  3. ^ a b c Macián, Fernando; López-Rodríguez, Cristina; Rao, Anjana (April 2001). "Partners in transcription: NFAT and AP-1". Oncogene. 20 (19): 2476–2489. doi:10.1038/sj.onc.1204386. ISSN 1476-5594. 
  4. ^ Rao, Anjana; Luo, Chun; Hogan, Patrick (April 1997). "Transcription factors of the NFAT family: regulation and function". Annual Review of Immunology. 15: 707–747. 
  5. ^ Macian F (June 2005). "NFAT proteins: key regulators of T-cell development and function". Nature Reviews. Immunology. 5 (6): 472–84. doi:10.1038/nri1632. PMID 15928679. 
  6. ^ Okazaki Y, Furuno M, Kasukawa T, Adachi J, Bono H, Kondo S, et al. (December 2002). "Analysis of the mouse transcriptome based on functional annotation of 60,770 full-length cDNAs". Nature. 420 (6915): 563–73. doi:10.1038/nature01266. PMID 12466851. 
  7. ^ Numata K, Kanai A, Saito R, Kondo S, Adachi J, Wilming LG, Hume DA, Hayashizaki Y, Tomita M (June 2003). "Identification of putative noncoding RNAs among the RIKEN mouse full-length cDNA collection". Genome Research. 13 (6B): 1301–6. doi:10.1101/gr.1011603. PMC 403720Freely accessible. PMID 12819127. 
  8. ^ Willingham AT, Orth AP, Batalov S, Peters EC, Wen BG, Aza-Blanc P, Hogenesch JB, Schultz PG (September 2005). "A strategy for probing the function of noncoding RNAs finds a repressor of NFAT". Science. 309 (5740): 1570–3. doi:10.1126/science.1115901. PMID 16141075. 
  9. ^ a b c d Rao, A.; Luo, C.; Hogan, P. G. (1997). "Transcription factors of the NFAT family: regulation and function". Annual Review of Immunology. 15: 707–747. doi:10.1146/annurev.immunol.15.1.707. ISSN 0732-0582. PMID 9143705. 
  10. ^ Nguyen, Tuan; Giovanni, Simone Di. "NFAT signaling in neural development and axon growth". International Journal of Developmental Neuroscience. 26 (2): 141–145. doi:10.1016/j.ijdevneu.2007.10.004. PMC 2267928Freely accessible. 
  11. ^ a b Liu Z, Lee J, Krummey S, Lu W, Cai H, Lenardo MJ (October 2011). "The kinase LRRK2 is a regulator of the transcription factor NFAT that modulates the severity of inflammatory bowel disease". Nature Immunology. 12 (11): 1063–70. doi:10.1038/ni.2113. PMC 4140245Freely accessible. PMID 21983832. 

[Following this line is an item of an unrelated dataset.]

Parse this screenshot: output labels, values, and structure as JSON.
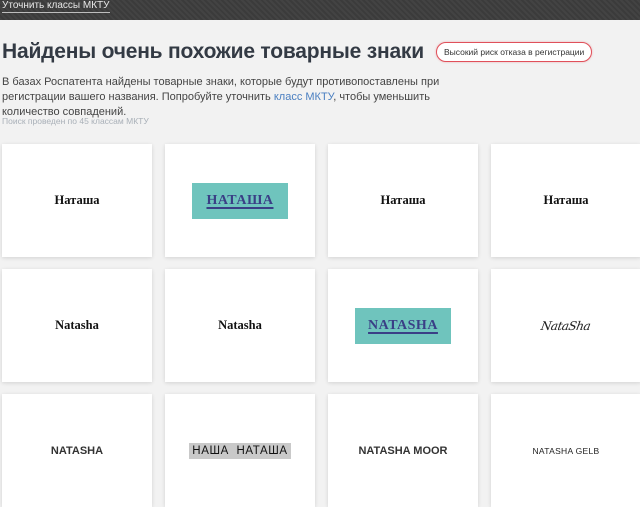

  12. ^ Jauliac S, López-Rodriguez C, Shaw LM, Brown LF, Rao A, Toker A (July 2002). "The role of NFAT transcription factors in integrin-mediated carcinoma invasion". Nature Cell Biology. 4 (7): 540–4. doi:10.1038/ncb816. PMID 12080349. 
  13. ^ Yoeli-Lerner M, Yiu GK, Rabinovitz I, Erhardt P, Jauliac S, Toker A (November 2005). "Akt blocks breast cancer cell motility and invasion through the transcription factor NFAT". Molecular Cell. 20 (4): 539–50. doi:10.1016/j.molcel.2005.10.033. PMID 16307918. 

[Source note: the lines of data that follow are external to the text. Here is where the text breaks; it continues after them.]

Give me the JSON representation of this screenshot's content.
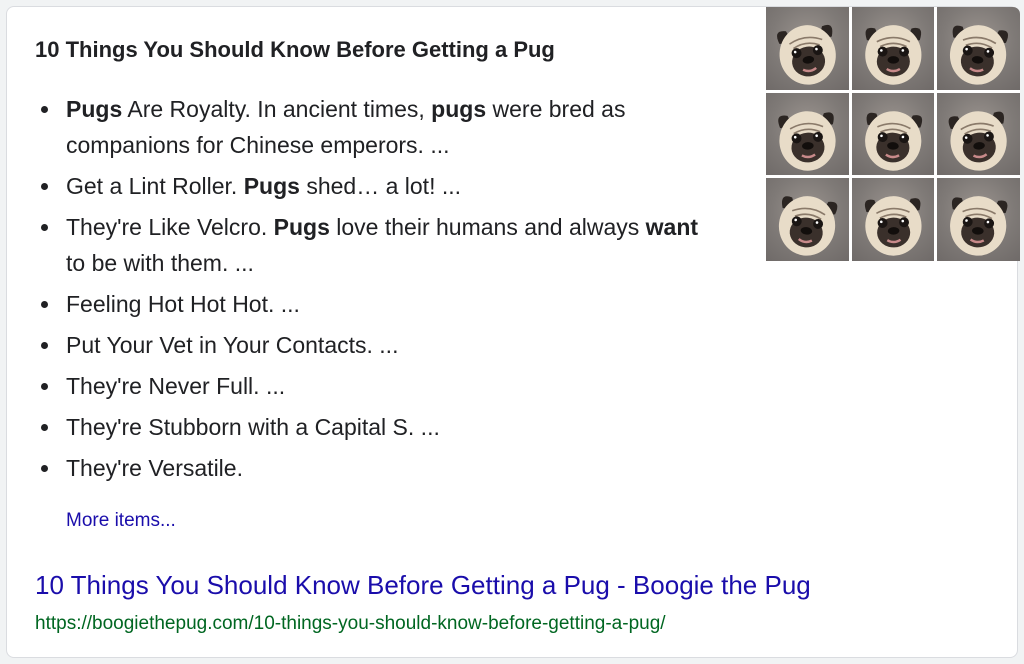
{
  "snippet": {
    "heading": "10 Things You Should Know Before Getting a Pug",
    "items": [
      {
        "lines": [
          [
            "Pugs",
            true
          ],
          [
            " Are Royalty. In ancient times, ",
            false
          ],
          [
            "pugs",
            true
          ],
          [
            " were bred as companions for Chinese emperors. ...",
            false
          ]
        ]
      },
      {
        "lines": [
          [
            "Get a Lint Roller. ",
            false
          ],
          [
            "Pugs",
            true
          ],
          [
            " shed… a lot! ...",
            false
          ]
        ]
      },
      {
        "lines": [
          [
            "They're Like Velcro. ",
            false
          ],
          [
            "Pugs",
            true
          ],
          [
            " love their humans and always ",
            false
          ],
          [
            "want",
            true
          ],
          [
            " to be with them. ...",
            false
          ]
        ]
      },
      {
        "lines": [
          [
            "Feeling Hot Hot Hot. ...",
            false
          ]
        ]
      },
      {
        "lines": [
          [
            "Put Your Vet in Your Contacts. ...",
            false
          ]
        ]
      },
      {
        "lines": [
          [
            "They're Never Full. ...",
            false
          ]
        ]
      },
      {
        "lines": [
          [
            "They're Stubborn with a Capital S. ...",
            false
          ]
        ]
      },
      {
        "lines": [
          [
            "They're Versatile.",
            false
          ]
        ]
      }
    ],
    "more_label": "More items..."
  },
  "result": {
    "title": "10 Things You Should Know Before Getting a Pug - Boogie the Pug",
    "url": "https://boogiethepug.com/10-things-you-should-know-before-getting-a-pug/"
  },
  "image_grid": {
    "icon": "pug-photo-grid",
    "tiles": 9
  },
  "colors": {
    "link": "#1a0dab",
    "url": "#006621",
    "text": "#202124"
  }
}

  14. ^ a b Fougère M, Gaudineau B, Barbier J, Guaddachi F, Feugeas JP, Auboeuf D, Jauliac S (April 2010). "NFAT3 transcription factor inhibits breast cancer cell motility by targeting the Lipocalin 2 gene". Oncogene. 29 (15): 2292–301. doi:10.1038/onc.2009.499. PMID 20101218. 
  15. ^ Gaudineau B, Fougère M, Guaddachi F, Lemoine F, de la Grange P, Jauliac S (October 2012). "Lipocalin 2, the TNF-like receptor TWEAKR and its ligand TWEAK act downstream of NFAT1 to regulate breast cancer cell invasion". Journal of Cell Science. 125 (Pt 19): 4475–86. doi:10.1242/jcs.099879. PMID 22767506. 
  16. ^ Whalen K, Finkel R, Panavelil TA (2014). Pharmacology North American Edition. Lippincott Williams & Wilkins. p. 619. ISBN 978-1-4511-9177-6. 
  17. ^ Nijkamp FP, Parnham MJ (2005). Principles of Immunopharmacology (2nd rev. and extended ed.). Basel: Birkhèauser Verlag. p. 441. ISBN 978-3-7643-5804-4.